EXERCISE GOAL.
Copy the records below exactly. Include all of them.

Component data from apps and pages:
--*--

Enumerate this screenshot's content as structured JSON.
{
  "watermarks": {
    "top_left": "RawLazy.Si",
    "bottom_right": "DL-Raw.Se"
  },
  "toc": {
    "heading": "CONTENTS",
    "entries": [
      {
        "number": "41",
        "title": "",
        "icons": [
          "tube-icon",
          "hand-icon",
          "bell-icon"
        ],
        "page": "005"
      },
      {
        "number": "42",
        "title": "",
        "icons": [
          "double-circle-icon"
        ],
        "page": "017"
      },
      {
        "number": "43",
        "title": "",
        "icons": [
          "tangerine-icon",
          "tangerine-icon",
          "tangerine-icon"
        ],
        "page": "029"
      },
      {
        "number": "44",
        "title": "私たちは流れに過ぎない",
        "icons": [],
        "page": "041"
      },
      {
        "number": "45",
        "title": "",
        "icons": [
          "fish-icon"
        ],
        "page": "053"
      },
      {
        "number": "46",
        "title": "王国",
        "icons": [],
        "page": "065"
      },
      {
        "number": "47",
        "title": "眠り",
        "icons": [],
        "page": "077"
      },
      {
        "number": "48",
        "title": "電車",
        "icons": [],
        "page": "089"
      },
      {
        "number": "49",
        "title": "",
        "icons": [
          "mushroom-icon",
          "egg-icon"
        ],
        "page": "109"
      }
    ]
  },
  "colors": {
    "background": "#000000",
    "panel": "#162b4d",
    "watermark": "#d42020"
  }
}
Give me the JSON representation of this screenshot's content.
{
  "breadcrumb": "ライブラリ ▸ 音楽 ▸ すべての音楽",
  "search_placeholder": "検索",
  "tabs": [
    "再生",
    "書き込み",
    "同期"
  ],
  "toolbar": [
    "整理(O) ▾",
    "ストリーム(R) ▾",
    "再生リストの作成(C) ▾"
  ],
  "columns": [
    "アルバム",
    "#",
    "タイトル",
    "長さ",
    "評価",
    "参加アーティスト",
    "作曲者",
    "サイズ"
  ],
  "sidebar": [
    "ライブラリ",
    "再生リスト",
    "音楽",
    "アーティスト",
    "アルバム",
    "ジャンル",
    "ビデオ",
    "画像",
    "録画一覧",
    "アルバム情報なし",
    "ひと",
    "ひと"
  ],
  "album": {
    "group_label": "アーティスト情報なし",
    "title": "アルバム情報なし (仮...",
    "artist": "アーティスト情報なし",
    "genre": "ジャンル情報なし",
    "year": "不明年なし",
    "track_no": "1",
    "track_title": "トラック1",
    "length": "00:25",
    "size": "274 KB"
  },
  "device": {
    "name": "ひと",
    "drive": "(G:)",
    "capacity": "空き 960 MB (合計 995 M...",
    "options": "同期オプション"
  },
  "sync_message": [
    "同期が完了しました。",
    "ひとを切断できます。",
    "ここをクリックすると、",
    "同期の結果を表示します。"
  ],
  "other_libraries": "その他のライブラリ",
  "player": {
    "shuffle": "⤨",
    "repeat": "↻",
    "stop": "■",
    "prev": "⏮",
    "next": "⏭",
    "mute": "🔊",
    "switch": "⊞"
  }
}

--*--

SOLUTION FOR THIS PROBLEM.
Enumerate this screenshot's content as structured JSON.
{
  "watermarks": {
    "top_left": "RawLazy.Si",
    "bottom_right": "DL-Raw.Se"
  },
  "toc": {
    "heading": "CONTENTS",
    "entries": [
      {
        "number": "41",
        "title": "",
        "icons": [
          "tube-icon",
          "hand-icon",
          "bell-icon"
        ],
        "page": "005"
      },
      {
        "number": "42",
        "title": "",
        "icons": [
          "double-circle-icon"
        ],
        "page": "017"
      },
      {
        "number": "43",
        "title": "",
        "icons": [
          "tangerine-icon",
          "tangerine-icon",
          "tangerine-icon"
        ],
        "page": "029"
      },
      {
        "number": "44",
        "title": "私たちは流れに過ぎない",
        "icons": [],
        "page": "041"
      },
      {
        "number": "45",
        "title": "",
        "icons": [
          "fish-icon"
        ],
        "page": "053"
      },
      {
        "number": "46",
        "title": "王国",
        "icons": [],
        "page": "065"
      },
      {
        "number": "47",
        "title": "眠り",
        "icons": [],
        "page": "077"
      },
      {
        "number": "48",
        "title": "電車",
        "icons": [],
        "page": "089"
      },
      {
        "number": "49",
        "title": "",
        "icons": [
          "mushroom-icon",
          "egg-icon"
        ],
        "page": "109"
      }
    ]
  },
  "colors": {
    "background": "#000000",
    "panel": "#162b4d",
    "watermark": "#d42020"
  }
}
Give me the JSON representation of this screenshot's content.
{
  "breadcrumb": "ライブラリ ▸ 音楽 ▸ すべての音楽",
  "search_placeholder": "検索",
  "tabs": [
    "再生",
    "書き込み",
    "同期"
  ],
  "toolbar": [
    "整理(O) ▾",
    "ストリーム(R) ▾",
    "再生リストの作成(C) ▾"
  ],
  "columns": [
    "アルバム",
    "#",
    "タイトル",
    "長さ",
    "評価",
    "参加アーティスト",
    "作曲者",
    "サイズ"
  ],
  "sidebar": [
    "ライブラリ",
    "再生リスト",
    "音楽",
    "アーティスト",
    "アルバム",
    "ジャンル",
    "ビデオ",
    "画像",
    "録画一覧",
    "アルバム情報なし",
    "ひと",
    "ひと"
  ],
  "album": {
    "group_label": "アーティスト情報なし",
    "title": "アルバム情報なし (仮...",
    "artist": "アーティスト情報なし",
    "genre": "ジャンル情報なし",
    "year": "不明年なし",
    "track_no": "1",
    "track_title": "トラック1",
    "length": "00:25",
    "size": "274 KB"
  },
  "device": {
    "name": "ひと",
    "drive": "(G:)",
    "capacity": "空き 960 MB (合計 995 M...",
    "options": "同期オプション"
  },
  "sync_message": [
    "同期が完了しました。",
    "ひとを切断できます。",
    "ここをクリックすると、",
    "同期の結果を表示します。"
  ],
  "other_libraries": "その他のライブラリ",
  "player": {
    "shuffle": "⤨",
    "repeat": "↻",
    "stop": "■",
    "prev": "⏮",
    "next": "⏭",
    "mute": "🔊",
    "switch": "⊞"
  }
}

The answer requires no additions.